They also hope that more cogent explanations for how talk therapy works could help revive the approach, which other critics say has long suffered from a reputation of lacking scientific credibility.
“Understanding how therapies work,” write Cuijpers and his colleagues, “may make it possible to develop treatments that focus on the core processes and are, therefore, more effective and efficient, and more acceptable to patients.”
Skepticism about how psychotherapy works was a problem long before Freud came on the scene.

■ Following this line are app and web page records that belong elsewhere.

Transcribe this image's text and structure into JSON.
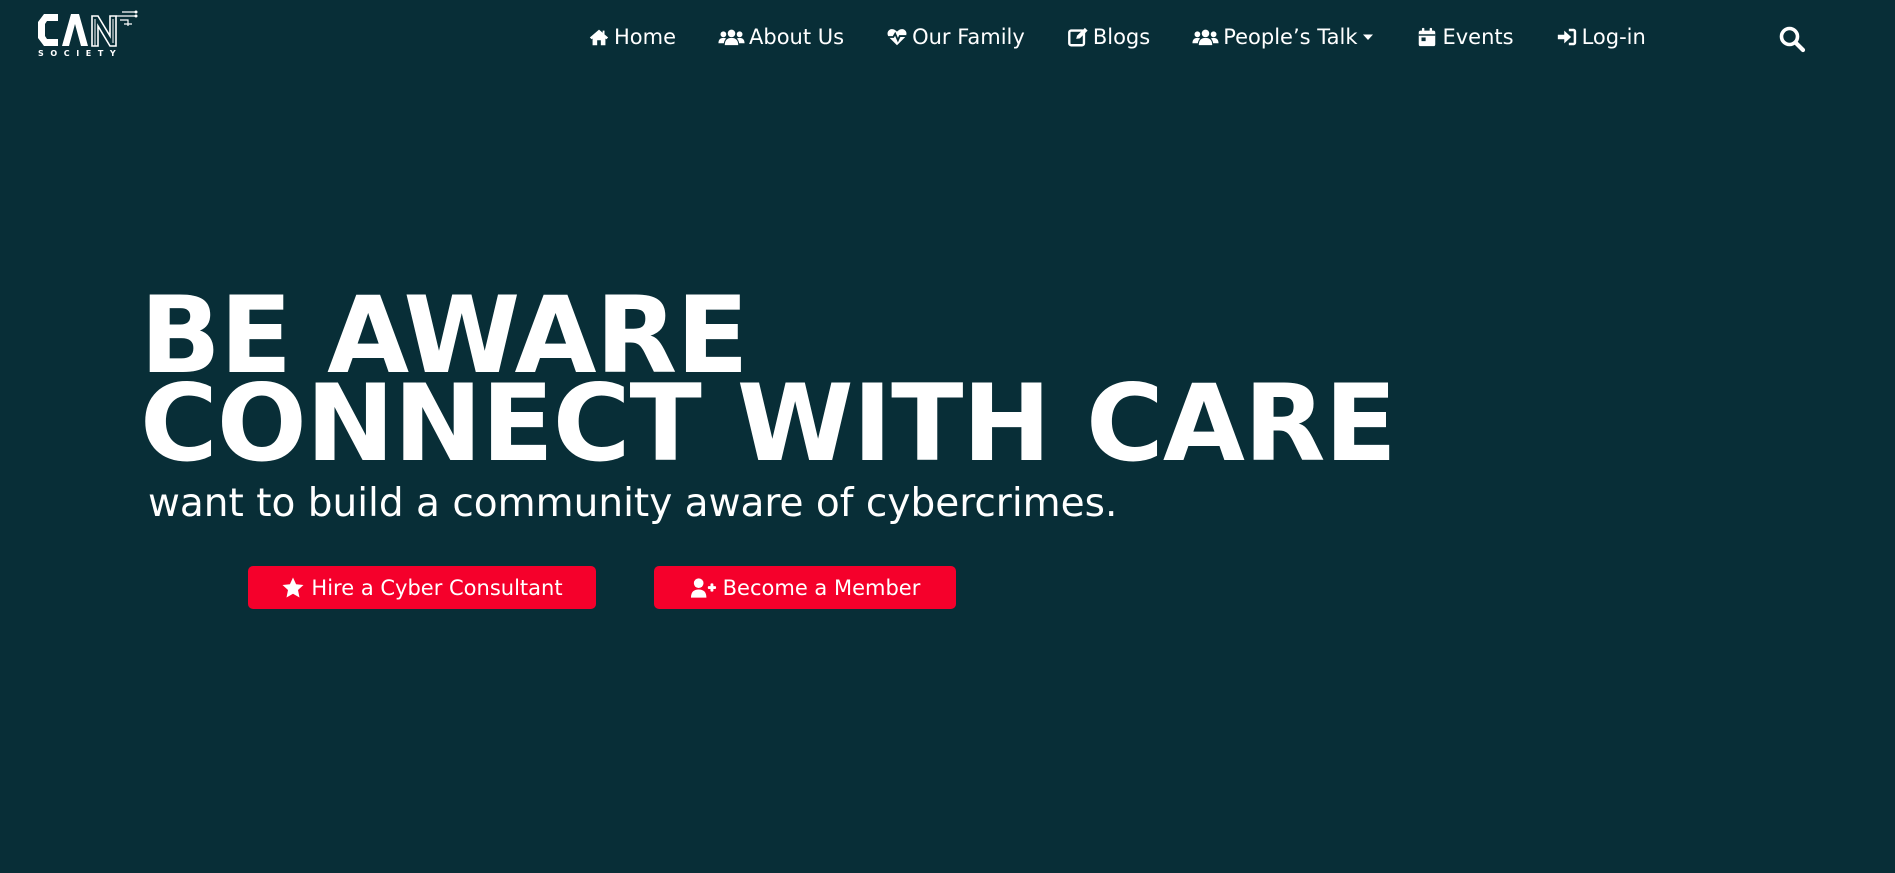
{
  "brand": {
    "logo_text": "CAN",
    "logo_subtitle": "SOCIETY"
  },
  "nav": {
    "items": [
      {
        "label": "Home",
        "icon": "home-icon"
      },
      {
        "label": "About Us",
        "icon": "users-icon"
      },
      {
        "label": "Our Family",
        "icon": "heartbeat-icon"
      },
      {
        "label": "Blogs",
        "icon": "edit-icon"
      },
      {
        "label": "People’s Talk",
        "icon": "users-icon",
        "has_dropdown": true
      },
      {
        "label": "Events",
        "icon": "calendar-icon"
      },
      {
        "label": "Log-in",
        "icon": "sign-in-icon"
      }
    ],
    "search_icon": "search-icon"
  },
  "hero": {
    "line1": "BE AWARE",
    "line2": "CONNECT WITH CARE",
    "tagline": "want to build a community aware of cybercrimes."
  },
  "buttons": {
    "hire_label": "Hire a Cyber Consultant",
    "hire_icon": "star-icon",
    "member_label": "Become a Member",
    "member_icon": "user-plus-icon"
  },
  "colors": {
    "background": "#082e37",
    "accent": "#f5002b",
    "text": "#ffffff"
  }
}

It’s at least as old as the charismatic German physician Franz Anton Mesmer, born in 1734. His practice of “mesmerism” relied on claims that he could manipulate an invisible bodily fluid through “animal magnetism.” Mesmer established a strong rapport with his patients with nervous disorders, many of whom ended up feeling they had been cured.
But he alienated other doctors, and in 1784, while Mesmer was practicing in Paris, King Louis XVI appointed an international commission of scientists and physicians, including Benjamin Franklin, to investigate his methods. They concluded that he couldn’t support his claims of invisible fluids or animal magnetism, ruining his reputation.
Mesmer’s treatment worked — at least for some — but not his explanation of how it did so. Psychotherapy’s quest for legitimacy continues.
This article originally appeared in Knowable Magazine, a nonprofit publication dedicated to making scientific knowledge accessible to all. Sign up for Knowable Magazine’s newsletter.